Task description: Your output must match the data word for word, with every line included.
-------- Given data
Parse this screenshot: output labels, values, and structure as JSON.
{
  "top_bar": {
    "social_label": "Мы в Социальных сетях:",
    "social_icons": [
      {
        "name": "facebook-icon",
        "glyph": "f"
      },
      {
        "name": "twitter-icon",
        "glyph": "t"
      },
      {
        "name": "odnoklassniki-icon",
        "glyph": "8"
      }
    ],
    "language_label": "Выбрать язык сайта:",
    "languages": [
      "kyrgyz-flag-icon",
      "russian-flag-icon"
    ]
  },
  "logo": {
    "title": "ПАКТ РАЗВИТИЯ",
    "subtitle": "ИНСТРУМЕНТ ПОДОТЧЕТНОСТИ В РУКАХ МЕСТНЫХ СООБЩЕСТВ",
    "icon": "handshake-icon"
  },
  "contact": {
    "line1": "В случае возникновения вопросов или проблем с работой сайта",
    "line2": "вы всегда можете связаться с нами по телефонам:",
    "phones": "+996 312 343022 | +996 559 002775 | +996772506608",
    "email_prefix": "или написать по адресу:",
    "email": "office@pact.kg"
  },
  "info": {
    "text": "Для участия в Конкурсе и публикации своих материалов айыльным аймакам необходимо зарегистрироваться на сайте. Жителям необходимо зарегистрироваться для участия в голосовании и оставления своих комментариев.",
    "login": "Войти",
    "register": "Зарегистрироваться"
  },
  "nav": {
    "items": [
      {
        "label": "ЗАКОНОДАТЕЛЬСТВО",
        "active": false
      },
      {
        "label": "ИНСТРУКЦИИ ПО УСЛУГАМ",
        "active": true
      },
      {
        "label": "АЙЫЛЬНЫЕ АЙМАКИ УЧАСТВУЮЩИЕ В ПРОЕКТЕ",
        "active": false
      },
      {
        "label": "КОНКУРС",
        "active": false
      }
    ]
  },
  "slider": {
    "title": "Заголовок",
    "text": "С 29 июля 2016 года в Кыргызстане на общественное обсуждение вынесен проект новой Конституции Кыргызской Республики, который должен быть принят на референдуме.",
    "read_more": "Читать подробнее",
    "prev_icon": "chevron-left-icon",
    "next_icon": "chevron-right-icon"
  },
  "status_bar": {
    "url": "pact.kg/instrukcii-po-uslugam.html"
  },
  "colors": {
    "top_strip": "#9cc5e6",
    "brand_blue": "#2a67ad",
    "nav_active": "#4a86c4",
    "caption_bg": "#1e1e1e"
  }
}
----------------
Solution:
Parse this screenshot: output labels, values, and structure as JSON.
{
  "top_bar": {
    "social_label": "Мы в Социальных сетях:",
    "social_icons": [
      {
        "name": "facebook-icon",
        "glyph": "f"
      },
      {
        "name": "twitter-icon",
        "glyph": "t"
      },
      {
        "name": "odnoklassniki-icon",
        "glyph": "8"
      }
    ],
    "language_label": "Выбрать язык сайта:",
    "languages": [
      "kyrgyz-flag-icon",
      "russian-flag-icon"
    ]
  },
  "logo": {
    "title": "ПАКТ РАЗВИТИЯ",
    "subtitle": "ИНСТРУМЕНТ ПОДОТЧЕТНОСТИ В РУКАХ МЕСТНЫХ СООБЩЕСТВ",
    "icon": "handshake-icon"
  },
  "contact": {
    "line1": "В случае возникновения вопросов или проблем с работой сайта",
    "line2": "вы всегда можете связаться с нами по телефонам:",
    "phones": "+996 312 343022 | +996 559 002775 | +996772506608",
    "email_prefix": "или написать по адресу:",
    "email": "office@pact.kg"
  },
  "info": {
    "text": "Для участия в Конкурсе и публикации своих материалов айыльным аймакам необходимо зарегистрироваться на сайте. Жителям необходимо зарегистрироваться для участия в голосовании и оставления своих комментариев.",
    "login": "Войти",
    "register": "Зарегистрироваться"
  },
  "nav": {
    "items": [
      {
        "label": "ЗАКОНОДАТЕЛЬСТВО",
        "active": false
      },
      {
        "label": "ИНСТРУКЦИИ ПО УСЛУГАМ",
        "active": true
      },
      {
        "label": "АЙЫЛЬНЫЕ АЙМАКИ УЧАСТВУЮЩИЕ В ПРОЕКТЕ",
        "active": false
      },
      {
        "label": "КОНКУРС",
        "active": false
      }
    ]
  },
  "slider": {
    "title": "Заголовок",
    "text": "С 29 июля 2016 года в Кыргызстане на общественное обсуждение вынесен проект новой Конституции Кыргызской Республики, который должен быть принят на референдуме.",
    "read_more": "Читать подробнее",
    "prev_icon": "chevron-left-icon",
    "next_icon": "chevron-right-icon"
  },
  "status_bar": {
    "url": "pact.kg/instrukcii-po-uslugam.html"
  },
  "colors": {
    "top_strip": "#9cc5e6",
    "brand_blue": "#2a67ad",
    "nav_active": "#4a86c4",
    "caption_bg": "#1e1e1e"
  }
}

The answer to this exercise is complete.